Daylight Savings Time & Your Health
Millions of Americans welcomed an extra hour of sleep this past weekend as they turn back their clocks for the end of Daylight Savings Time. But the time change may take a toll on health in a number of ways. Changing to daylight saving time may give people an hour less more of sunlight, but it appears that their internal body clocks never really adjusts to the change, German researchers report. In fact, daylight saving time can cause a significant seasonal disruption that might have other effects on our bodies.
People’s circadian rhythm — the body’s internal clock — follows the sun and changes depending on where you live. It actually changes in four-minute intervals, exactly the time it takes for the sun to cross one line of longitude. The circadian clock does not change to the social change. During the winter, there is a beautiful tracking of dawn in human sleep behavior, which is completely and immediately interrupted when daylight saving time is introduced in March. It returns to normal this year when standard time returns on Nov. 4. Daylight saving time may be one cause of our lack of seasonality. By seasonality,it means that our internal clock is in tune with the natural change in light throughout the year. This could have long-term effects.

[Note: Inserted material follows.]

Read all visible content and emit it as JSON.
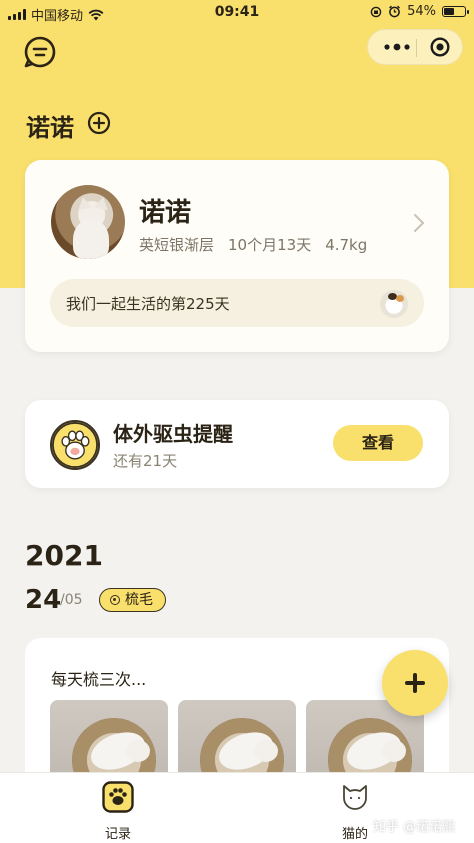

Transitions associated with the start and end of DST disturb sleep patterns, and make people restless at night, which results in sleepiness the next day, even during a “Fall back” period, since when we Fall Back, we might have trouble adjusting to going to sleep “later” after the time change. This sleepiness leads to a loss of productivity and an increase in “cyberloafing” in which people muck around more on the computer instead of working. The debate still rages as to if this time-switch does save energy, but along the way we’ve seen signs that it has negative effects on our health and the economy.
During the first week of DST (in the late winter) there’s a spike in heart attacks, according to a study in the The American Journal of Cardiology (and other previous studies). That’s because losing an hour of sleep increases stress and provides less time to recover overnight. The opposite is true when we gain an extra hour of sleep. The end of daylight saving time causes a decrease in heart attacks. Still, not all studies show the negative side of DST. Light dictates how much melatonin our bodies produce. When it’s bright out, we make less. When it’s dark, our body ramps up synthesis of this sleep-inducing substance. Like anytime you lose sleep, springing forward causes decreases in performance, concentration, and memory common to sleep-deprived individuals, as well as fatigue and daytime sleepiness.
If you find yourself struggling to adjust year after year, try this strategy the next time around: Starting on the Friday before the fall transition, take .3 milligrams of melatonin — you may have to cut up a tablet to get such a small dose — when you wake up; do this through the Monday after the time change. Melatonin is a chemical dark signal. It shifts the body clock later and counteracts the effect of morning light. This tiny dose probably isn’t enough to make you drowsy — but it will help your body adjust more quickly to the change.